- You may use 1 tablespoon of apple cider vinegar (ACV) instead. But please, protect the enamel of your teeth when drinking ACV, and use a straw. Rinse your teeth with a little plain water afterwards too.
- Home-made Kombucha is a probiotic drink that is a little sweet, but also tangy, sour and almost vinegary. The natural acids in the drink can aid in breaking down of food in the stomach. But be careful, don’t drink too much of any liquid with your food, as it dilutes the stomach acid and other digestive secretions. I don’t recommend more than 1/2-1 cup of liquid with food.
2. Milk or water kefir
If you’ve read my blog about what stress does to gut health, you’ll know that increased stress hormones (especially cortisol) and being in fight, flight or flee mode, decreases the protective mucous lining of the intestines. Milk or water-based kefir contains prebiotics and probiotics that help restore this mucous lining. In turn, a healthy mucous lining helps foster a healthy microbiome, and healthy intestinal cells that can produce the enzymes needed to break down your food and aid absorption. Remember, you aren’t just what you eat, but what you eat, break down and absorb!
3. Mindful eating
Taking 5 deep breaths when you sit down to eat helps to put your nervous system and body back into rest and digest mode. You can help this further by eating slowly (put your cutlery down in between mouthfuls helps with this). Chewing your food thoroughly (until it’s almost a paste in your mouth!) means you are less likely to be gulping down large chunks of food. Chewing is one of the first stages of digestion, so if you aren’t doing it well, your stomach and intestines are under even more pressure when they’re already under-functioning.

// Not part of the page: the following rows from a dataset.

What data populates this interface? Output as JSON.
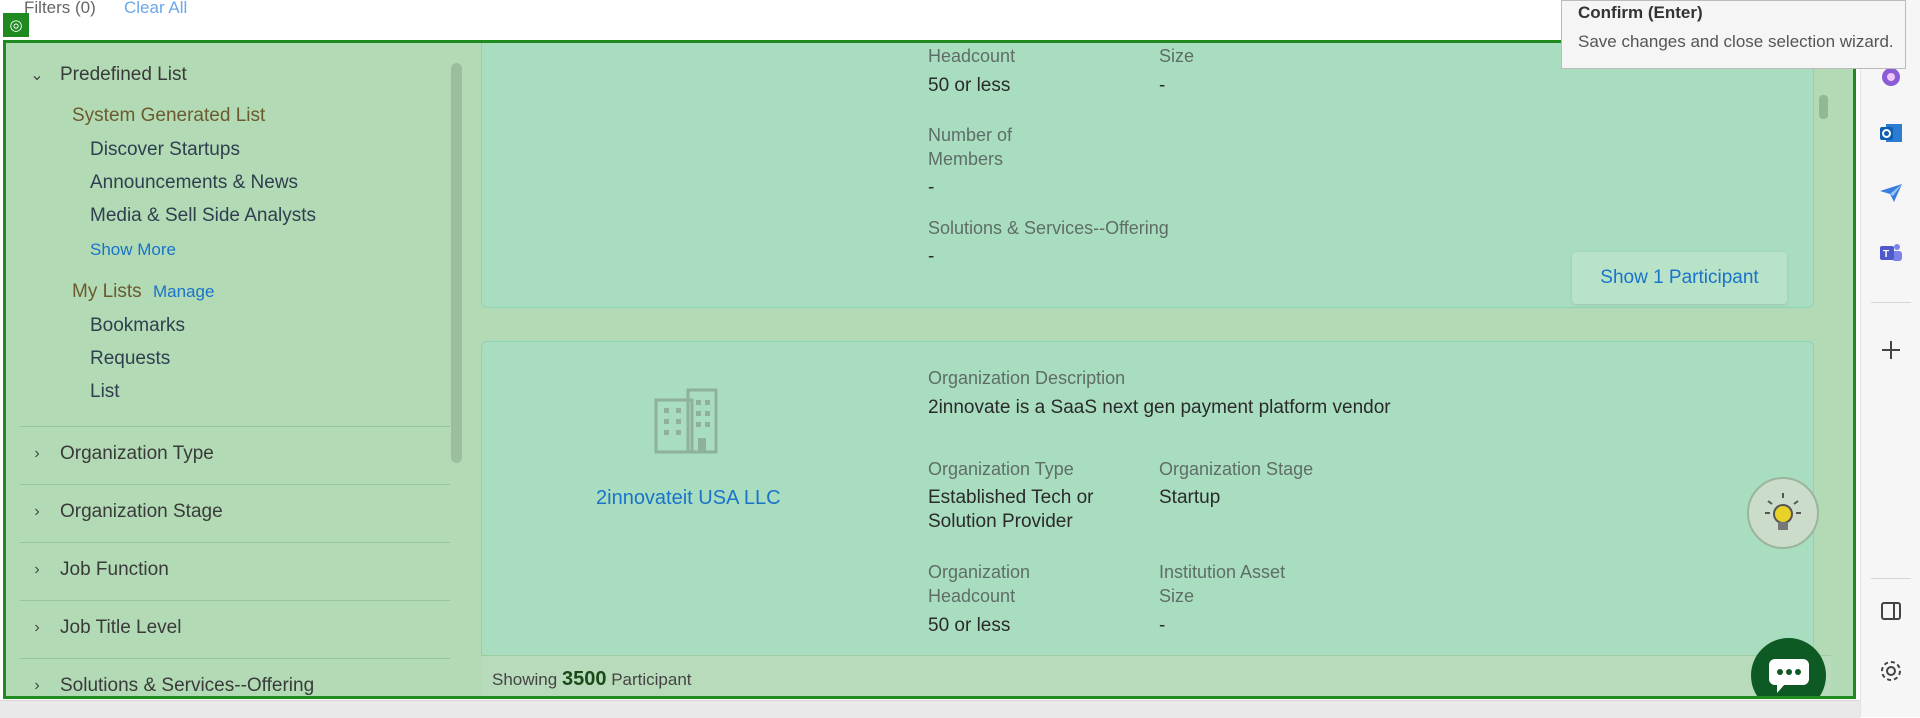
{
  "topbar": {
    "filters_label": "Filters (0)",
    "clear_all": "Clear All"
  },
  "tooltip": {
    "title": "Confirm (Enter)",
    "desc": "Save changes and close selection wizard."
  },
  "sidebar": {
    "predefined": "Predefined List",
    "system_generated": "System Generated List",
    "system_items": [
      "Discover Startups",
      "Announcements & News",
      "Media & Sell Side Analysts"
    ],
    "show_more": "Show More",
    "my_lists": "My Lists",
    "manage": "Manage",
    "my_items": [
      "Bookmarks",
      "Requests",
      "List"
    ],
    "sections": [
      "Organization Type",
      "Organization Stage",
      "Job Function",
      "Job Title Level",
      "Solutions & Services--Offering"
    ]
  },
  "card1": {
    "headcount_label": "Headcount",
    "size_label": "Size",
    "headcount_value": "50 or less",
    "size_value": "-",
    "members_label": "Number of Members",
    "members_value": "-",
    "solutions_label": "Solutions & Services--Offering",
    "solutions_value": "-",
    "show_button": "Show 1 Participant"
  },
  "card2": {
    "org_name": "2innovateit USA LLC",
    "desc_label": "Organization Description",
    "desc_value": "2innovate is a SaaS next gen payment platform vendor",
    "type_label": "Organization Type",
    "type_value": "Established Tech or Solution Provider",
    "stage_label": "Organization Stage",
    "stage_value": "Startup",
    "headcount_label": "Organization Headcount",
    "headcount_value": "50 or less",
    "asset_label": "Institution Asset Size",
    "asset_value": "-"
  },
  "footer": {
    "showing": "Showing",
    "count": "3500",
    "unit": "Participant"
  },
  "colors": {
    "overlay": "#b2dbb5",
    "border": "#1f8a1f",
    "link": "#1a73c9",
    "chat": "#0e5a24"
  }
}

4. reassess the things you are saying yes to
What can you delegate, relegate or delete from your life? Letting go of the activities, tasks or events that don’t serve you can feel really hard (especially at this time of year), but it is so liberating. This is the ultimate act of self-care. Reducing your workload, and the amount of rushing around helps reduce your stress hormone levels and supports nourishment and healthy function of the intestines.
Which tip or tips do you think you’ll use over the holiday season to help support your digestion during stress?
Struggling to optimise your digestion during stress?
I get it – if you’re feeling overwhelmed all the time, the last thing you need is more to-dos on your list. That’s why I’m here to help you ditch the struggle and rediscover peace (even when life gets chaotic!)
The best part is that you only need to do one thing – book in for a free discovery call today, and we can explore how I can help you to support and nourish yourself – mind, body and spirit.